On March 6, 2002, the Court entered the Order by U.S. District Judge Allen Sharp granting the motion to approve distribution of the settlement fund. Garden City Group Inc. was awarded $89,970.32 in fees and reimbursement of expenses for processing the claims, administering the Settlement and filing the required Federal and State tax returns. Earlier, on December 4, 2001, Judge Allen Sharp dismissed the case with prejudice and without costs. Plaintiffs’ counsel was awarded fees in the amount of $25,000.00 or 5% of the Settlement Fund, plus reimbursement of expenses in the amount of $124,000.00 with interest. Class Representatives Jaime Vizcaino, Barry Silverberg and Khader Hamide were awarded $2,500.00 each, paid out of the Settlement Fund. The Stipulation of Settlement dated September 25, 2001, was preliminarily approved by Judge Sharp on October 1, 2001.
In late 1997, the Company converted its manufacturing information systems. The conversion of Wabash's manufacturing information systems impacted its ability to determine its inventory costs on an interim basis during the first nine months of 1998. Although the defendants knew that the conversion made the Company unable to determine its inventory costs, they knowingly or recklessly implemented the conversion rather than admit the problem or implement a more conservative and accurate interim method of inventory control. Indeed, the Company's Chief Executive Officer was reported to have admitted that "for a while we were flying partially blind." On January 19, 1999, the Company finally admitted to the investing public that its new manufacturing information systems caused the Company to misrepresent its financial statements for the first, second, and third quarters of fiscal 1998, and that Wabash would file restated financial statements for those periods with the United States Securities and Exchange Commission. The restated financials revealed a reduction of approximately 20% in earnings over the nine month period. The Company also admitted that it had underreported the cost of sales and had overstated gross profits, income before taxes, net income and earnings per share in its earlier financials. The Complaint alleges that the false and misleading financial statements were knowingly or recklessly made by defendants during the Class Period in violation of Generally Accepted Accounting Principles; and, moreover, that these knowing or reckless misstatements of material facts artificially inflated the price of Wabash common stock throughout the Class Period. During the Class Period, Wabash common stock traded as high as $31 per share.
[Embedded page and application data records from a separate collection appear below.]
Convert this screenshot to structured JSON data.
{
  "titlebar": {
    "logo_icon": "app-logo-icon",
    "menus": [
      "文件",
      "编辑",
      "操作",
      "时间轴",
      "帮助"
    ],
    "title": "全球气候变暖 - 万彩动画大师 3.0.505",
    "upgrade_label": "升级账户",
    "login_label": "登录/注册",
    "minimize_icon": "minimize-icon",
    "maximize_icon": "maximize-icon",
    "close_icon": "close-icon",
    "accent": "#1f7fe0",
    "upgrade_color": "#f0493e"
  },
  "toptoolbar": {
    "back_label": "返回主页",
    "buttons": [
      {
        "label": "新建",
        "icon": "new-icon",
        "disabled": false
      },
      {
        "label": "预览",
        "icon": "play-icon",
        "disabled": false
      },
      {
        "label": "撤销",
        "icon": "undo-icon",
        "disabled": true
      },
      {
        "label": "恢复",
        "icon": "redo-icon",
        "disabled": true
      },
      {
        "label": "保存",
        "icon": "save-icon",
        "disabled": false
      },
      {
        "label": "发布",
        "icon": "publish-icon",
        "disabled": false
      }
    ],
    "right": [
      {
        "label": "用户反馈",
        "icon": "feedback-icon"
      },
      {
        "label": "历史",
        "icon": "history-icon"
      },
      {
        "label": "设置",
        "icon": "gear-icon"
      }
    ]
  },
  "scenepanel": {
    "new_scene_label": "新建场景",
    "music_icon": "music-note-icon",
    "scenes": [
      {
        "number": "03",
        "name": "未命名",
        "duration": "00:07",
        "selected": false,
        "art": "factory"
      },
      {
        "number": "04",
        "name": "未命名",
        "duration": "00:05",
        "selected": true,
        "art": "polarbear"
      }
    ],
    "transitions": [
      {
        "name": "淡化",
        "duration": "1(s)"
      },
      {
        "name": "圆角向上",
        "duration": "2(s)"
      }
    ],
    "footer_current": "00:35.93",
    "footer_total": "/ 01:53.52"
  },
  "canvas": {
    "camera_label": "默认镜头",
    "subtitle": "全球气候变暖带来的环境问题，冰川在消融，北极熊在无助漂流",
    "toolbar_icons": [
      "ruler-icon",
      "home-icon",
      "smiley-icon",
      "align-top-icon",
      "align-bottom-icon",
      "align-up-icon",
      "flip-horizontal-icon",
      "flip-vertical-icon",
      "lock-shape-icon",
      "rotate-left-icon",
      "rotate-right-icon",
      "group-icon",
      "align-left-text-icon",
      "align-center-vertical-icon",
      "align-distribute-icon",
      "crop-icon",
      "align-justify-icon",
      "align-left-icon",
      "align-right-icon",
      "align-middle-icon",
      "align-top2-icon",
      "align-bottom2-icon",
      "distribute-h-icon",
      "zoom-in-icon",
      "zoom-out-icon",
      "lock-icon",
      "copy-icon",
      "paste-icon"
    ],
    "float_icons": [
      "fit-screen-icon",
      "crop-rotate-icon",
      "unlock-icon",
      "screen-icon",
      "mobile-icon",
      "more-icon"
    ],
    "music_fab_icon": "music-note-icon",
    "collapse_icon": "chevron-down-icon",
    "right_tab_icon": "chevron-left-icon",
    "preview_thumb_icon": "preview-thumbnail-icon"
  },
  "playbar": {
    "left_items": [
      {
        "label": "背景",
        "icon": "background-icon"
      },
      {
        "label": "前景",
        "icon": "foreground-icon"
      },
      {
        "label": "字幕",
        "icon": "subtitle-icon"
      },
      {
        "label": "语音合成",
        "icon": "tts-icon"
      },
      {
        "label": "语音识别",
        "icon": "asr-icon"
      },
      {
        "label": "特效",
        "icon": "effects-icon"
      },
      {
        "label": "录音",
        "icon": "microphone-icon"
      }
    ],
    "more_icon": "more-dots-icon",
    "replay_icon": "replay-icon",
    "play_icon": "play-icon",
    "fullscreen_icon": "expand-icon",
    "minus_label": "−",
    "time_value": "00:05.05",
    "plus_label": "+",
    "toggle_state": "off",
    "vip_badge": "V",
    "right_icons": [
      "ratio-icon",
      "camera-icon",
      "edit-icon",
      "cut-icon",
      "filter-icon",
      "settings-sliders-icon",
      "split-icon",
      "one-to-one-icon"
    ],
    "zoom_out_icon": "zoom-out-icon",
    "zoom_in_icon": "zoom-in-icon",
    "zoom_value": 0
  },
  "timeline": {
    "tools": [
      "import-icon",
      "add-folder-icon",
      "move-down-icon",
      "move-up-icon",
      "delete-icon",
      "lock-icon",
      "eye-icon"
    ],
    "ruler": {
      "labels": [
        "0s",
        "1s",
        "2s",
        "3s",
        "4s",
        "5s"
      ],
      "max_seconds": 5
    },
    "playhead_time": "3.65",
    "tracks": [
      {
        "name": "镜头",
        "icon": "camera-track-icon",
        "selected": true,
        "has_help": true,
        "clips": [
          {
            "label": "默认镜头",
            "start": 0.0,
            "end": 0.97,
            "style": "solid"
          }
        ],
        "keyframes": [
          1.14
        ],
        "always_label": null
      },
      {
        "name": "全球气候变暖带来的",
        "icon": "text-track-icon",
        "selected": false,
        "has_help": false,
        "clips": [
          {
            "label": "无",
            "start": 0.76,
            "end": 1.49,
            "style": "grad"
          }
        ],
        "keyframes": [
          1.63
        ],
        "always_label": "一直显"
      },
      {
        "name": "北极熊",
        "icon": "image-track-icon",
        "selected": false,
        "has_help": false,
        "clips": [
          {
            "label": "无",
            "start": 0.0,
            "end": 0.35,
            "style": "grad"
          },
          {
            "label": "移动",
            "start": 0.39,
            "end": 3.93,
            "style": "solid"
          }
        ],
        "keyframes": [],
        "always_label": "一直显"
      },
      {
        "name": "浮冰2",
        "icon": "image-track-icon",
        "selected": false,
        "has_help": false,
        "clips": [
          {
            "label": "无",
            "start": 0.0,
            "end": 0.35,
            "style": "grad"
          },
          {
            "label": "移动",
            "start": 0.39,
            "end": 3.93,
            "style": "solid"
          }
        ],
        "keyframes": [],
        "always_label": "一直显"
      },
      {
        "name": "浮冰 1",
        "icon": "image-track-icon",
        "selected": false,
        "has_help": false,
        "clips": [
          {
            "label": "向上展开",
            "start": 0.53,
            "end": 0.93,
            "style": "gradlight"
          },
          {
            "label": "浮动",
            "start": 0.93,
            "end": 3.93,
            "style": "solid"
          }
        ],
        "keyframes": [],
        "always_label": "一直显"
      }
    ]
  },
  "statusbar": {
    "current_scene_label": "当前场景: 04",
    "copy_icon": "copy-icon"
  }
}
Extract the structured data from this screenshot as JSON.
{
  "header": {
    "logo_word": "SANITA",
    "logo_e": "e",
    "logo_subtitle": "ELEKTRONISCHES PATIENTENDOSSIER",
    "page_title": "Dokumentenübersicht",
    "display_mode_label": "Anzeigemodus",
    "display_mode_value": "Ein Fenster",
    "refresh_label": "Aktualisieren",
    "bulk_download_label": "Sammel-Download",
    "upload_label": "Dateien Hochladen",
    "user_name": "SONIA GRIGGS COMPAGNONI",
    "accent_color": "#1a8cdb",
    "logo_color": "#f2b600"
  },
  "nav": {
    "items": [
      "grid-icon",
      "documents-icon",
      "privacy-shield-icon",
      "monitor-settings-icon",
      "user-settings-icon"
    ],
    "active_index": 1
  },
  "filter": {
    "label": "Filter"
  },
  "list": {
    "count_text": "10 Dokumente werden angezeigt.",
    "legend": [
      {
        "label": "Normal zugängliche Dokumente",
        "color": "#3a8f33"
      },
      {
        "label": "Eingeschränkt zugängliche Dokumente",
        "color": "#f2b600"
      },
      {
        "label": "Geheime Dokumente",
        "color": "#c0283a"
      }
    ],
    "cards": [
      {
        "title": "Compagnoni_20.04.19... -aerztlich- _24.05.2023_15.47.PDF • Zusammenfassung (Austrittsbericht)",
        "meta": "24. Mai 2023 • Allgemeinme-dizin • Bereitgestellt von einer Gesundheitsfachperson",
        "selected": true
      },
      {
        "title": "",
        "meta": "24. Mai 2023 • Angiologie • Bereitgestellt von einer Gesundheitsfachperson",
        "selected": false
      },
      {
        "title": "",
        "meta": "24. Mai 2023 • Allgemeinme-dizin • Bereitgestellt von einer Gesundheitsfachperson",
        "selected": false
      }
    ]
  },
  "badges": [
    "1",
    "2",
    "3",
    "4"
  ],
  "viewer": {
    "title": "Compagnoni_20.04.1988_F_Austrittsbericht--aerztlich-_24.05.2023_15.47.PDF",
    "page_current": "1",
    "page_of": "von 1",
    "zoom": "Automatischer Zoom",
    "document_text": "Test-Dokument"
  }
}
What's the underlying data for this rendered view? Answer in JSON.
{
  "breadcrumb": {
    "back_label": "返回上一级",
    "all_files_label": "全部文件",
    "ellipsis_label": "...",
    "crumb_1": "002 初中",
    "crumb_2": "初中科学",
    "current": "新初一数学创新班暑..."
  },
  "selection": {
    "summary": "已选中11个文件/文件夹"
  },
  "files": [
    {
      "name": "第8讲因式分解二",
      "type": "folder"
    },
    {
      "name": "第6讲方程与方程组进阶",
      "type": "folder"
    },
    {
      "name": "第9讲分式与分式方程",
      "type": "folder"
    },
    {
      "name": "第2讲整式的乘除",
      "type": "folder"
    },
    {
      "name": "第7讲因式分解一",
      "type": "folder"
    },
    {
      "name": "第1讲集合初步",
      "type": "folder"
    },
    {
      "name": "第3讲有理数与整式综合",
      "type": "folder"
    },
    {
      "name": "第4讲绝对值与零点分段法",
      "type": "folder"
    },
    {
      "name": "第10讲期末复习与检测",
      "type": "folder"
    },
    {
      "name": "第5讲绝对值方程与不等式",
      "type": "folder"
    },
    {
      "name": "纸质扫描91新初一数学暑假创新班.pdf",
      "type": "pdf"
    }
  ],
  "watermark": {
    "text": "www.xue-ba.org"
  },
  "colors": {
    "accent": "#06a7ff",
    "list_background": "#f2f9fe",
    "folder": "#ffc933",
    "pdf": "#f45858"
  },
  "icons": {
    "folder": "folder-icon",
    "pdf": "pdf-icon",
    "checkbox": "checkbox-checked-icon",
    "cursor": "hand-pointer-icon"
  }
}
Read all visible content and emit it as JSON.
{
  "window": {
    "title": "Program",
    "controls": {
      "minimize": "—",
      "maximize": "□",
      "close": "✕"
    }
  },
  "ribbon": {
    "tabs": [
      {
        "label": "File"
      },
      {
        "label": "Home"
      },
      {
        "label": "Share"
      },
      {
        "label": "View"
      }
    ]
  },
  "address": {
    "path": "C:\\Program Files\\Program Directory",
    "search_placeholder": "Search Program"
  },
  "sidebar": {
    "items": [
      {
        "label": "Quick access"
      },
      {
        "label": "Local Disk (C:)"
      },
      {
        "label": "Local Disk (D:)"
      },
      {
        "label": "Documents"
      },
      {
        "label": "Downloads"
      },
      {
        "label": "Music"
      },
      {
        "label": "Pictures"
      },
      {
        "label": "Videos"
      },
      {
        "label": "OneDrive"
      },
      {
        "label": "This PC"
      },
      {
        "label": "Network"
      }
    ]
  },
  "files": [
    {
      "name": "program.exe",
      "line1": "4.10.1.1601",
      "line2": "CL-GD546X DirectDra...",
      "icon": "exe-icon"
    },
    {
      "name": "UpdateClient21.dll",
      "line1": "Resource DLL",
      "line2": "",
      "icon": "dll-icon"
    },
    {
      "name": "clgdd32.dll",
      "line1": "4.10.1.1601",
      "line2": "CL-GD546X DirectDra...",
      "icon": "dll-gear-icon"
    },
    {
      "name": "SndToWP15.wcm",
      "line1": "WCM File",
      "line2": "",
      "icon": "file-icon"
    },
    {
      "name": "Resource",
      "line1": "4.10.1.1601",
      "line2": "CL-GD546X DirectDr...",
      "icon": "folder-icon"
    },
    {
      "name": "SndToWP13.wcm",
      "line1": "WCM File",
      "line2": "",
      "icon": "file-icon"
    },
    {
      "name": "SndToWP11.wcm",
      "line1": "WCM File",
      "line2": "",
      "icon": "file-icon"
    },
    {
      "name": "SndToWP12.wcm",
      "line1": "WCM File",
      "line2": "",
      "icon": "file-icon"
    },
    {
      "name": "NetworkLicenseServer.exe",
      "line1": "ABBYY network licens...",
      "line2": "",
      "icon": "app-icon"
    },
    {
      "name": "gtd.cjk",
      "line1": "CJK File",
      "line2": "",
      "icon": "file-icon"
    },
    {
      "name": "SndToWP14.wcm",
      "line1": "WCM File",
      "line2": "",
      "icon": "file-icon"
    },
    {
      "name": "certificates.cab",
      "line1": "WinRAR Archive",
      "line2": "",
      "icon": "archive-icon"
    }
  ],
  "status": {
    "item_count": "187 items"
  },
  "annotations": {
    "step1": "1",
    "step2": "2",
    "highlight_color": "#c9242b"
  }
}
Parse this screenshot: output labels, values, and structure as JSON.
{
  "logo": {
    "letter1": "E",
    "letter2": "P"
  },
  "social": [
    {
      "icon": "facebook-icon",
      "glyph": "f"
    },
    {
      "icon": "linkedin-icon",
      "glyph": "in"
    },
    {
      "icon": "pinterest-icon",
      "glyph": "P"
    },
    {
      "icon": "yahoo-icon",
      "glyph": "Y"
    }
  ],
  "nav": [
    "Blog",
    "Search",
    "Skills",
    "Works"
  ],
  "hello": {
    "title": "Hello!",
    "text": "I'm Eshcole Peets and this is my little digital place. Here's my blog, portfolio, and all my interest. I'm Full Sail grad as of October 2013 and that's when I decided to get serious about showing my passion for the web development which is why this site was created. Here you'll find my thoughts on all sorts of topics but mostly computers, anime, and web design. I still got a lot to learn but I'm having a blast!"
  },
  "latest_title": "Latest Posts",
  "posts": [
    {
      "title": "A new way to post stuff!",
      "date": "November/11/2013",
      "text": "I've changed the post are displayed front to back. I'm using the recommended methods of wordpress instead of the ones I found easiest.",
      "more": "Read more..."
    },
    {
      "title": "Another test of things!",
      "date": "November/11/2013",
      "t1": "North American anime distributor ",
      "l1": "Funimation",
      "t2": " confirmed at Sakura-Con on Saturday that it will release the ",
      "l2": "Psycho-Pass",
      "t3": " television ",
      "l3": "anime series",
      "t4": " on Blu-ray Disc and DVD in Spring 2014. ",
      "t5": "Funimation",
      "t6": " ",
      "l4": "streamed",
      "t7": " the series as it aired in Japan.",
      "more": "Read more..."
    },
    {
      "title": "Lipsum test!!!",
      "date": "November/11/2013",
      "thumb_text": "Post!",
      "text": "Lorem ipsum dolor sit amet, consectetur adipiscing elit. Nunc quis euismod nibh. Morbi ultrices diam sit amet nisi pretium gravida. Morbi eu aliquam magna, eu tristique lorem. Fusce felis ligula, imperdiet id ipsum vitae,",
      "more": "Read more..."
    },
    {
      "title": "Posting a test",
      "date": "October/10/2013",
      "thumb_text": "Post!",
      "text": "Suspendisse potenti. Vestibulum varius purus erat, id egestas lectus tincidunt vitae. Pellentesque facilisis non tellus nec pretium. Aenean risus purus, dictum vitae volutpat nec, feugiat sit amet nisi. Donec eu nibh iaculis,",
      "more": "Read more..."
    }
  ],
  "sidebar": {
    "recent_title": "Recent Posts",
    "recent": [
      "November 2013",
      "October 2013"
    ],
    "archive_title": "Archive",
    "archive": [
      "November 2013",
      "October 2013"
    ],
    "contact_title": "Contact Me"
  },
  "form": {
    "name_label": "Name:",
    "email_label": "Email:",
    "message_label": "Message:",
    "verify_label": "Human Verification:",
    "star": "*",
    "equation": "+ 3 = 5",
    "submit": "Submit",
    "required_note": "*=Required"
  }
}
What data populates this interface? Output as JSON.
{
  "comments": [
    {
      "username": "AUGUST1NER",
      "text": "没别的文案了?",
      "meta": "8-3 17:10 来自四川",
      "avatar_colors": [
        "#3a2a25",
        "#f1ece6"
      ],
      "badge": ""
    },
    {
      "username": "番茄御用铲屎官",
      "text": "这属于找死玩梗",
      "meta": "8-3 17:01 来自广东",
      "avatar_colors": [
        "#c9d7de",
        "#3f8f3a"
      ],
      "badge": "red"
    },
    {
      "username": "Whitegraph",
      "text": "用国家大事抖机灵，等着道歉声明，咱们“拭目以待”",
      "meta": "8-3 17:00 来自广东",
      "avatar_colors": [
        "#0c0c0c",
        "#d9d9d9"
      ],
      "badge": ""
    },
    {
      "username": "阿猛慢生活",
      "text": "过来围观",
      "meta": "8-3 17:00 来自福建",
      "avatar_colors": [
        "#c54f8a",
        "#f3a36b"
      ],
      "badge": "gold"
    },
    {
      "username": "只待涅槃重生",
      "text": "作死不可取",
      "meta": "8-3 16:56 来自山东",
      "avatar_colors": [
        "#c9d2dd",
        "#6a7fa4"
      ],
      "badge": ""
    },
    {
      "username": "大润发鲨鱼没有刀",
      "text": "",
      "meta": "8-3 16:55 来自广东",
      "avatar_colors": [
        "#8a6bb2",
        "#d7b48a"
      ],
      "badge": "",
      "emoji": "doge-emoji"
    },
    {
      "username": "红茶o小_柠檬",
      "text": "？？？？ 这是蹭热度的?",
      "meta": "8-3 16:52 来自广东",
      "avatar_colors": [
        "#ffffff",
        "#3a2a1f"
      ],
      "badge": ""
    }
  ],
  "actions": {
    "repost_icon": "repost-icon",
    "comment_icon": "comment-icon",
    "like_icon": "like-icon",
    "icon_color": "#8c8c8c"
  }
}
On the last trading day before the January 19, 1999 announcement, the price of Wabash shares closed at $20 per share. After the announcement, the price of Wabash common stock fell to a closing average price of $15 15/16 per share, a loss of 20% of the value of the stock.